Elisabeth Schaefer at the Massachusetts Department of Education said would you like to take what you are doing around quality measures in Boston and implement them across the state. So I worked with schools, large child care programs and resource and referral agencies to use measures of quality for their community.  I believed then as I do now, that data should drive quality improvements. Unfortunately a new administration came in and cut the program. In 2005, when Boston Mayor Thomas Menino wanted to implement universal preschool, I was recruited to help — and I’ve been here ever since.  The question we tried to answer was “how do you make high quality early education programs in a K-12 system?” Furthermore, the Superintendent also was interested in what might “percolate up” from our work.  We rolled out over 100 classrooms in 5 years using a coaching model, extensive PD, and strong math and literacy curriculum.  We evaluated our quality improvements every two years and in addition we were fortunate enough to have a graduate student researcher work with us to design and implement a student outcome study. Per what “percolated up” we are quite busy in the district implementing a new kindergarten curriculum, and designing 1st through 3rd grade curricula.  We see some fade out in the elementary years, and we think changing curriculum and practice will go a long way in improving 3rd grade student outcomes.

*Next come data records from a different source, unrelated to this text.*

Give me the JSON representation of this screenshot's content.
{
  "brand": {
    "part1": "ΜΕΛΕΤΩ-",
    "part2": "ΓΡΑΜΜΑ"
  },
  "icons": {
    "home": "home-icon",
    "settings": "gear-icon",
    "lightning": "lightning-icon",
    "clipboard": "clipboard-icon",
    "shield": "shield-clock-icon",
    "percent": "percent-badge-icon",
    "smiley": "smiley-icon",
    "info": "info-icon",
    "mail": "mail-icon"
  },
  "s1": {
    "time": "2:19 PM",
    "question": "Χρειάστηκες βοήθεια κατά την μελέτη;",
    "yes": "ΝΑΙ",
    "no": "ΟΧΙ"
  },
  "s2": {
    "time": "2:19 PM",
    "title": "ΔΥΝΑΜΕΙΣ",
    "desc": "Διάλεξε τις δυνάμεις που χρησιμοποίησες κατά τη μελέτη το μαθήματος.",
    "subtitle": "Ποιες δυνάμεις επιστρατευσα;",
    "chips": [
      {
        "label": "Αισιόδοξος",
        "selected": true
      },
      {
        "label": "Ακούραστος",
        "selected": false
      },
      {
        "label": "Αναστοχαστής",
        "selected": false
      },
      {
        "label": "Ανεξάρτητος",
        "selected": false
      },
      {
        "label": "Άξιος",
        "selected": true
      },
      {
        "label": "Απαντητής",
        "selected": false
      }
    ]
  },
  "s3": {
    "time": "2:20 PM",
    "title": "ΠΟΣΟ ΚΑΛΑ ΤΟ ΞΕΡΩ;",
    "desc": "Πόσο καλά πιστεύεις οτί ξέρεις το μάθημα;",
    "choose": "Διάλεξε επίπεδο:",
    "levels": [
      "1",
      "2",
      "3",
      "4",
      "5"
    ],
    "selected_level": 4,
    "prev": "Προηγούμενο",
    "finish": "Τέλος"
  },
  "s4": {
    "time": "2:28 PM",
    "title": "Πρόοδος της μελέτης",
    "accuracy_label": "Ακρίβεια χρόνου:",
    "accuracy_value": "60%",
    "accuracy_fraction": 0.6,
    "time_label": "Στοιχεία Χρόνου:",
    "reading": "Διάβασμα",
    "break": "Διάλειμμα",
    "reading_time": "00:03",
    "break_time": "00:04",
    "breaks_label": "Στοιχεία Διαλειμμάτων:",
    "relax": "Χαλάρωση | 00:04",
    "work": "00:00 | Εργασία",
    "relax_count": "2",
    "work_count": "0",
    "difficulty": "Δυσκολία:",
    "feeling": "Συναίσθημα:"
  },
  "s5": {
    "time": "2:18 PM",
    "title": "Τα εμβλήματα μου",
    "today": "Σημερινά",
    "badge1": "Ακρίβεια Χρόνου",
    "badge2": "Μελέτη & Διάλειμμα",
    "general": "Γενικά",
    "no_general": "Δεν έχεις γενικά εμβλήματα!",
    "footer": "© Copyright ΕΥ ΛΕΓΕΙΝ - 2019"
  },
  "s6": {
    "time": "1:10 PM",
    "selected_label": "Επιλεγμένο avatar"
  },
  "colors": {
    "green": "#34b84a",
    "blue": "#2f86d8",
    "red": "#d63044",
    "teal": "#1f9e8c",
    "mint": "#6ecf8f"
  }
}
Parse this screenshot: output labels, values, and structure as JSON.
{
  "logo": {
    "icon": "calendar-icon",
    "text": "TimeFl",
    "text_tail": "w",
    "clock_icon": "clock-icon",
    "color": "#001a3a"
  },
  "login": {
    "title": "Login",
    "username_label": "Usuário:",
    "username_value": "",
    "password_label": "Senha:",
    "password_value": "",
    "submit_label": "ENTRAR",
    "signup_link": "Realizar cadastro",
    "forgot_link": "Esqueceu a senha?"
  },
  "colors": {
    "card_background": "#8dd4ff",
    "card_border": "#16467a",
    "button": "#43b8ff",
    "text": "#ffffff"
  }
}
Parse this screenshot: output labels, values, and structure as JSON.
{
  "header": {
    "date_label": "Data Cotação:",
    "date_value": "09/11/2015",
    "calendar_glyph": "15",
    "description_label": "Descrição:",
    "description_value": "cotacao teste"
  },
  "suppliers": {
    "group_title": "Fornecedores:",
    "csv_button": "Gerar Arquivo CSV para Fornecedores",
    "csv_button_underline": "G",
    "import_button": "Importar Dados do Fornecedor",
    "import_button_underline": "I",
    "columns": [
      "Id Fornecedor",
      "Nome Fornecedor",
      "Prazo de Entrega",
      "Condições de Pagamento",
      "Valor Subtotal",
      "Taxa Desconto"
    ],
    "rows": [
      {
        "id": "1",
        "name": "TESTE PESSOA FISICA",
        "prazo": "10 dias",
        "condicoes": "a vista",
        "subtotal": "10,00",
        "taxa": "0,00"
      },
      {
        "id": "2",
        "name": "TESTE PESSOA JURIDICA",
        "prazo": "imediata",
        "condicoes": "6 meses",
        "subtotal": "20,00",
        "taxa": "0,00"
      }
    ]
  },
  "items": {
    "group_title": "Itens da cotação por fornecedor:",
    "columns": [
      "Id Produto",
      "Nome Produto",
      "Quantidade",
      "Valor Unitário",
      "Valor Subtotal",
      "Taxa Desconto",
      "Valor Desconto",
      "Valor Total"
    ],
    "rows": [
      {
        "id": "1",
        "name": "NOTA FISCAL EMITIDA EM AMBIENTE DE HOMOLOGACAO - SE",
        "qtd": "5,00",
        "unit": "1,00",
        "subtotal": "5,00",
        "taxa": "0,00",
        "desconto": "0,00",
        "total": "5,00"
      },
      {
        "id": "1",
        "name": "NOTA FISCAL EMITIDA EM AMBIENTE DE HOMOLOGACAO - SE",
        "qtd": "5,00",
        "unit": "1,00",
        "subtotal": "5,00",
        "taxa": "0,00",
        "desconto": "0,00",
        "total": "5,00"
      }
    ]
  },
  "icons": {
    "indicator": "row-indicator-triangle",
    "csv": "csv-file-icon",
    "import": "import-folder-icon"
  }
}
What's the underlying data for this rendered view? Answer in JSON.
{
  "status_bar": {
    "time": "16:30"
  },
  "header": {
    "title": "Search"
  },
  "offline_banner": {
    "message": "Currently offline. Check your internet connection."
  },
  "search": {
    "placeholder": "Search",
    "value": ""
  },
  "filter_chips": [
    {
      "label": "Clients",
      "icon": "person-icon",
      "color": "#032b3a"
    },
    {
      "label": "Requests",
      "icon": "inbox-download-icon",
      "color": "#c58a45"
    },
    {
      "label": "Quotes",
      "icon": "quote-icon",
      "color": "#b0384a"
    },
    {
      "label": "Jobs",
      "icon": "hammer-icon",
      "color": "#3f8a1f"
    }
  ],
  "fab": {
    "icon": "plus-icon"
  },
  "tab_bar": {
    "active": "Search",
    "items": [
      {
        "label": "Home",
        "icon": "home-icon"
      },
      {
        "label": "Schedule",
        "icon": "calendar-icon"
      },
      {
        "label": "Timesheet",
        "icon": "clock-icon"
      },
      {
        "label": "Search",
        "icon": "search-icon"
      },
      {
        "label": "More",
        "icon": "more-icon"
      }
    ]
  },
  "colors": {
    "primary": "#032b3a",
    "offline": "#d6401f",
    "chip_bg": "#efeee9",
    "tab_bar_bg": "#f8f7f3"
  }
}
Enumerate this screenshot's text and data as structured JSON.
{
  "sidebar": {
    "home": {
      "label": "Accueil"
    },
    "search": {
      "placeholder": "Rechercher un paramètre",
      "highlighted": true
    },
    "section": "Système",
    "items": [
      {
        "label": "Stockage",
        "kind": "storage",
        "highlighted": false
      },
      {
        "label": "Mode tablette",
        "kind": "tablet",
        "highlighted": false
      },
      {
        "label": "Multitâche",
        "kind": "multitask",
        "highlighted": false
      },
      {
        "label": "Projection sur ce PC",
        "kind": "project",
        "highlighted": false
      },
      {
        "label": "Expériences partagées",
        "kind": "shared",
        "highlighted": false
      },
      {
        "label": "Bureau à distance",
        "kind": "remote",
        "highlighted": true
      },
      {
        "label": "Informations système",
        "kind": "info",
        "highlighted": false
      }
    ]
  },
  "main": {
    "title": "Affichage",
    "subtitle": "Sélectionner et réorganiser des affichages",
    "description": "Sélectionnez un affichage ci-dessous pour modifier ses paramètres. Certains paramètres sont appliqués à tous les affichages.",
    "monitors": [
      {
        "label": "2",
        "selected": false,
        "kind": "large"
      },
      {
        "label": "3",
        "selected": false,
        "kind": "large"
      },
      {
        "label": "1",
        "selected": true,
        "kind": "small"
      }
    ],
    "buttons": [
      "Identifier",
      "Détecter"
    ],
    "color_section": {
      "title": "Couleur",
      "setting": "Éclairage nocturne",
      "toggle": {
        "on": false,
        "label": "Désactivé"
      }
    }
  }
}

Steven: What do you see as the roll of the public schools and districts in improving the quality of early learning?

Jason: Community-based organizations have been doing the work of early childhood education for a long time.  K-12 is just entering the field.  All of us need do thinking locally about the appropriate role for each organization.  We have to look at where there are opportunities.  For example, in the public schools there are great professional development systems and structures available, e.g. planning is not done at nap time but rather there is designated time for teachers to work with one another to improve instruction. Principals have graduate degrees and are much more publicly accountable. Teachers are part of unions where there are systems in place for meeting and talking about student work and being evaluated. In community-based programs, the systems and rigor is not as extensive, for example the director is not always well-trained in instruction or in management. Because students stay in K-12 there is great opportunity to understand the impact of early education programs on later student outcomes.  I think we need to get clearer about what are the intended outcomes of programs and develop stronger accountability systems around.  I do think the public schools are clearer in what they are “supposed” deliver, e.g. academic outcomes. 

Steven: Why is the President’s proposal to provide high-quality early learning and development programs for our children important to our country and what do you see as some of the challenges and opportunities?

Jason: I think it’s exciting.  There is a direct role for public schools and community-based organizations.  It provides an opportunity for a strong dialog on who is teaching and what kids are learning.  That is huge.  It can help identify gaps, e.g. degreed teachers that are not well-compensated or lack of access to meaningful career pathway programs. Yes, children need to see themselves represented in the adults that work with them, but these adults also need to be well-educated.  This includes needed dialogue around the academic and the social-emotional needs of children.  Higher education needs to be a much stronger partner in workforce development as we need more teachers who the practical skills to implement strong curriculum.  I believe bringing in public schools will create some of this change. The proposal is exciting and bold.

Monthly Multimedia

PBS Parents

Toddler Language Development Milestones

18-36 Months: Learning to Love Books

When toddlers are introduced to the magic of books, they develop a love of reading that can last a lifetime. Language is the foundation for literacy, and you can help your toddler get ready for reading by incorporating listening and talking into everyday activities. Read more here.